─── Available data
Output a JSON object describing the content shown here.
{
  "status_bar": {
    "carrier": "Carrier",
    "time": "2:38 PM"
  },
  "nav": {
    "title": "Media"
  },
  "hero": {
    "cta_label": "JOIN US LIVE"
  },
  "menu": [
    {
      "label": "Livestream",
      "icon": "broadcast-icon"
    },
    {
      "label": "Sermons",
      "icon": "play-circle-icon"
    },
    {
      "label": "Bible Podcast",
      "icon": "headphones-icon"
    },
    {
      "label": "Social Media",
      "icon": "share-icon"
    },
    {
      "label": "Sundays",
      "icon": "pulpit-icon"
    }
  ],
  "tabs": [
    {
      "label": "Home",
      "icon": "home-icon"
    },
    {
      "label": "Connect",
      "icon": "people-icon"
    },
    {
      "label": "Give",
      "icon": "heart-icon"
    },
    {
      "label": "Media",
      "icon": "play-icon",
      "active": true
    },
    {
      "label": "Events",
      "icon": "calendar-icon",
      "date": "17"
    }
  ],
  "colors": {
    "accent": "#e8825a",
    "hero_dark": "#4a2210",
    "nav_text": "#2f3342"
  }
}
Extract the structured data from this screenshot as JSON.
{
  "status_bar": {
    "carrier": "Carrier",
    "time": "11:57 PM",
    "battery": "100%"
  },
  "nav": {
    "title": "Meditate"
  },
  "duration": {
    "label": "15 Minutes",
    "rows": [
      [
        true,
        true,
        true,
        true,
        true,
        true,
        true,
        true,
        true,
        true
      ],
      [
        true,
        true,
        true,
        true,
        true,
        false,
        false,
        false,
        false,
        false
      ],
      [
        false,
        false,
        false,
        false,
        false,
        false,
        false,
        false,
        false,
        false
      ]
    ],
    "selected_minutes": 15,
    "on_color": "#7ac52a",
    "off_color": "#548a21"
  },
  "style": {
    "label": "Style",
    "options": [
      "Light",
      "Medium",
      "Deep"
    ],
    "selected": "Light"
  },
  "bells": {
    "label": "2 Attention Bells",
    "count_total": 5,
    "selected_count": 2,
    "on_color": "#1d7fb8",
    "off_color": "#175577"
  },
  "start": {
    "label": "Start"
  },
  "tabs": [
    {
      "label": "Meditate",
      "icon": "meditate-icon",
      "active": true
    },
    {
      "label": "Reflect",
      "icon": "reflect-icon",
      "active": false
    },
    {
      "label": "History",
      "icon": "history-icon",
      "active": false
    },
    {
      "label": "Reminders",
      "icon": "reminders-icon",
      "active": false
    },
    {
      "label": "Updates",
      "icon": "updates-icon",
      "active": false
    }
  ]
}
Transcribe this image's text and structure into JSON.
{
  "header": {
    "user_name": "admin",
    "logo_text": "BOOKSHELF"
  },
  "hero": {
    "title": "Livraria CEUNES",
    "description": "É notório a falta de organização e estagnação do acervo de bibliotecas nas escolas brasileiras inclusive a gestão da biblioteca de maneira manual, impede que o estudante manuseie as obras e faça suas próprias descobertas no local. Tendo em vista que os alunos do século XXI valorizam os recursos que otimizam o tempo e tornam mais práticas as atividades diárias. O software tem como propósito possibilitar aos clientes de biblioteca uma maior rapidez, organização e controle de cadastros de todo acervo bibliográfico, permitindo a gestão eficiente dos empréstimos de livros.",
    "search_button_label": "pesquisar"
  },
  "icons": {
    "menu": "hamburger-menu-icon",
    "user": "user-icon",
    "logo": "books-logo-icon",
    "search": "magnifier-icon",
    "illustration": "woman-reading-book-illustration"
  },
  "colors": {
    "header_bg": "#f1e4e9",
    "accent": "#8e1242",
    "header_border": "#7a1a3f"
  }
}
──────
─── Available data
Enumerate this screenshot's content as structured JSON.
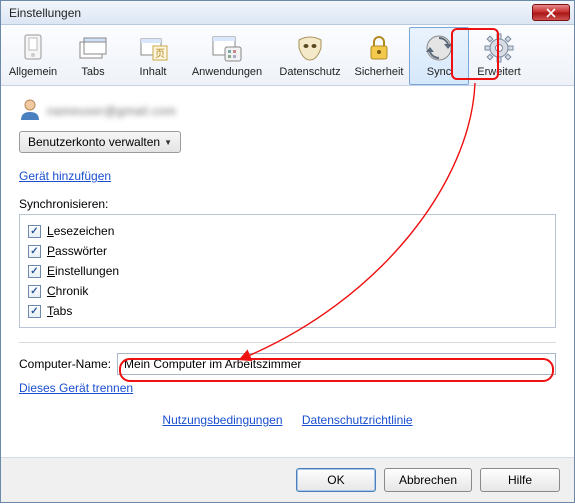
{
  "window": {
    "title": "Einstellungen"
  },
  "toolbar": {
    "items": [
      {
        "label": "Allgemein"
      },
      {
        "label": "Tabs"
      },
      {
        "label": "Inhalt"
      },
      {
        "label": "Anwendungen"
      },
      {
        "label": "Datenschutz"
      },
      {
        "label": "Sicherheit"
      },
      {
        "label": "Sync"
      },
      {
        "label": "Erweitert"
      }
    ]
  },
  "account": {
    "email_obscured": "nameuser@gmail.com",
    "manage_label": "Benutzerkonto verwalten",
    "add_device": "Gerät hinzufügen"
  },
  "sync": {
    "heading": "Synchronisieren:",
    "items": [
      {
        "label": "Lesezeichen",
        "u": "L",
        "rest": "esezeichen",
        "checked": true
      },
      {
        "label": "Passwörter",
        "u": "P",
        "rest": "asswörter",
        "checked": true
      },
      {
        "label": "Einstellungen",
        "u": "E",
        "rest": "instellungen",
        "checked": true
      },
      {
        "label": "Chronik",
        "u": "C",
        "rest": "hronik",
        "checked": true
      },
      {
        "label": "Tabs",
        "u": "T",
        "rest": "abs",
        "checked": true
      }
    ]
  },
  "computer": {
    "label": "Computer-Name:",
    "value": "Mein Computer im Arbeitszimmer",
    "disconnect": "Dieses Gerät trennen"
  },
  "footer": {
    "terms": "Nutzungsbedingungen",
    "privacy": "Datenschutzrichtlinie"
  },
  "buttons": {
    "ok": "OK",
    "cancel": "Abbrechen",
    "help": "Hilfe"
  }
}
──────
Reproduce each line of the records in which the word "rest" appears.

**Exercise solution**.
        "rest": "esezeichen",
        "rest": "asswörter",
        "rest": "instellungen",
        "rest": "hronik",
        "rest": "abs",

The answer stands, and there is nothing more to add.